If you have to borrow money, be smart
Even if you have cut costs in every way possible and are otherwise managing your money responsibly, you simply cannot plan for every contingency. A car or appliance breakdown, a medical emergency, or a need for a home repair can occur at a time when you have no cash to spare, and borrowing money seems to be the only option. That’s fine as long as you’re smart about it… you know, frugal. Only borrow the amount you actually need to cover the expense, and only borrow if you are certain you can pay the loan back in time. Incurring late charges (or worse, defaulting on the loan) will hurt your credit and could really set you back financially.
If you have good credit you probably won’t have much trouble qualifying for a personal loan to cover your emergency. With bad credit, you also have options, although more than likely you will have to pay a higher interest rate. In any case, always shop around for a lender who can offer the most reasonable rates. It isn’t likely that you will find the information you need to compare lenders on any single lender’s website, but sites such as readies.co.uk offer side-by-side comparisons of many lenders’ rates and terms. The site also has reviews from real users to help give you a clearer idea of the customer experience you can expect.
If you are as frugal about borrowing as you are about every other aspect of your finances, you’ll be able to handle your emergency with a minimum amount of stress, and you may even boost your credit rating.
And remember that deprivation is not the point
This may be the most important “frugality tip” of all. If you are accustomed to whipping out a credit card or turning on an app whenever you see something you want, without giving it a second thought, you might feel a sense of deprivation when trying to adopt more conservative spending habits. But don’t worry; you will survive this transition.

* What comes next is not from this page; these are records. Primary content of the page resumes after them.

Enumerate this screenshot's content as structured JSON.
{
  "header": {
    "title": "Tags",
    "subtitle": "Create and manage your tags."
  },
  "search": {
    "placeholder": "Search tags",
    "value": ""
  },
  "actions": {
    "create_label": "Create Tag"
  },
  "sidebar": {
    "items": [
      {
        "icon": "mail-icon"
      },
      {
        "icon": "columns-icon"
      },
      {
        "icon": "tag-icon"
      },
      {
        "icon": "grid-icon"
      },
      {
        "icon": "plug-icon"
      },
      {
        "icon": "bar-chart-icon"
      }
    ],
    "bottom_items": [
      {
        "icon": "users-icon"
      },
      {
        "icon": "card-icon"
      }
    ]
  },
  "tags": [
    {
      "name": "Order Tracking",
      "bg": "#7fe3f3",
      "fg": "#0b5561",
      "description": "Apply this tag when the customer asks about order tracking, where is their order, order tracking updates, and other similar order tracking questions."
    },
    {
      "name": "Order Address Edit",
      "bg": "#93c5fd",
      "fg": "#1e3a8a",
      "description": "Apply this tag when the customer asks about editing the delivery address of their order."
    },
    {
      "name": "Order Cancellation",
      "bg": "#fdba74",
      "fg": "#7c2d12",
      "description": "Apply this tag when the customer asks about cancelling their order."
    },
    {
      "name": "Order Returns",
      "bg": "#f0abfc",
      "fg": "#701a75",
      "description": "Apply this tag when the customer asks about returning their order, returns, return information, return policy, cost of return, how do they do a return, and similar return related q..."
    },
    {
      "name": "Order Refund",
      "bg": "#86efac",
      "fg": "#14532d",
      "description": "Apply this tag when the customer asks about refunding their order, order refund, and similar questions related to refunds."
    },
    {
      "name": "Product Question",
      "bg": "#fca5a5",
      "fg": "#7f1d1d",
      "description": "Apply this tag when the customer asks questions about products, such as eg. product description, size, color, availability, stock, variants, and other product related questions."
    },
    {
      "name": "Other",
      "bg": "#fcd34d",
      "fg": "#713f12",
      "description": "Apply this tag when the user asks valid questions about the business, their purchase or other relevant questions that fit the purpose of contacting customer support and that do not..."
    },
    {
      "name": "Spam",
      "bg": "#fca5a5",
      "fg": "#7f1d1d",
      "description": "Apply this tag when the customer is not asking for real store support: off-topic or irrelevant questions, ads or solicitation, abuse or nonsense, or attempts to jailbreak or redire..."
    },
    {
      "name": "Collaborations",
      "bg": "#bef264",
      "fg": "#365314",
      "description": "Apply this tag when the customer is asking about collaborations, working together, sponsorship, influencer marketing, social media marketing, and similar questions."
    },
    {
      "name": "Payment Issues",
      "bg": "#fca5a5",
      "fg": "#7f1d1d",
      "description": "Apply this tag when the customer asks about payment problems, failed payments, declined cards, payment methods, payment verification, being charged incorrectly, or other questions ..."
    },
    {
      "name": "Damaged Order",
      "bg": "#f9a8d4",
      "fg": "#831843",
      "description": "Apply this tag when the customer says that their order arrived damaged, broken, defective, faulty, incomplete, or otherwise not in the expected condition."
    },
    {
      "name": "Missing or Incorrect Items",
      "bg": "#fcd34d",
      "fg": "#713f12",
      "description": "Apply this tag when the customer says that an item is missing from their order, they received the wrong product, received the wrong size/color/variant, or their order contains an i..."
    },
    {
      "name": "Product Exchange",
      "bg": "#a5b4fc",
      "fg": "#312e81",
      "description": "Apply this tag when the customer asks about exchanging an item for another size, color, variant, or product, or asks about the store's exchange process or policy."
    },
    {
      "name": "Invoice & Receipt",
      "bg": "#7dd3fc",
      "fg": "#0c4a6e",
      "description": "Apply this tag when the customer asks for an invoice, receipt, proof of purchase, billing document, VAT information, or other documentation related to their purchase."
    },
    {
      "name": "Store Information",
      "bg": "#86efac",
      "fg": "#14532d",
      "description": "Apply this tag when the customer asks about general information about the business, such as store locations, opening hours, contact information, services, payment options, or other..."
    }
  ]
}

Granted, reining in your impulses may take practice, and actually getting on a budget can take some getting used to as well. Frugality is a habit that doesn’t come easily or naturally to some people. But it’s important to remember that frugality is not the same thing as austerity or asceticism. Saving money is not about deprivation. It’s not about denying yourself and your family the things you need or even some of the things you want.
If you try to deprive yourself too much it’s very possible that you will either become bitter and resentful, or you will simply, at some point, throw all of your good intentions out the window. It’s somewhat like dieting to lose weight: eliminating all enjoyable foods and flavors from the menu can ultimately make you abandon your diet altogether as you scarf down an entire bag of cookies or a quart of ice cream.
Like dieting, money saving programs work best if you don’t go to extremes. You don’t have to impose a moratorium on shopping, going out to eat, or even taking a well-deserved holiday. With a little creativity and smart planning you can have as full and rich a life as you did in your spendthrift days – perhaps even fuller and richer (in all the ways that count!), because you’re learning to prioritize.
Smart money management involves finding a balance between spending and saving. It’s also about learning to distinguish between needs and wants, keeping in mind that there is nothing wrong with spending money on little luxuries once in a while. Indeed, rather than being synonymous with deprivation, frugality is about spending money on the things that matter to you the most. And one possible and very pleasant side effect of a frugal lifestyle is a reduction – or total elimination – of the stress that so often comes from mindless overspending.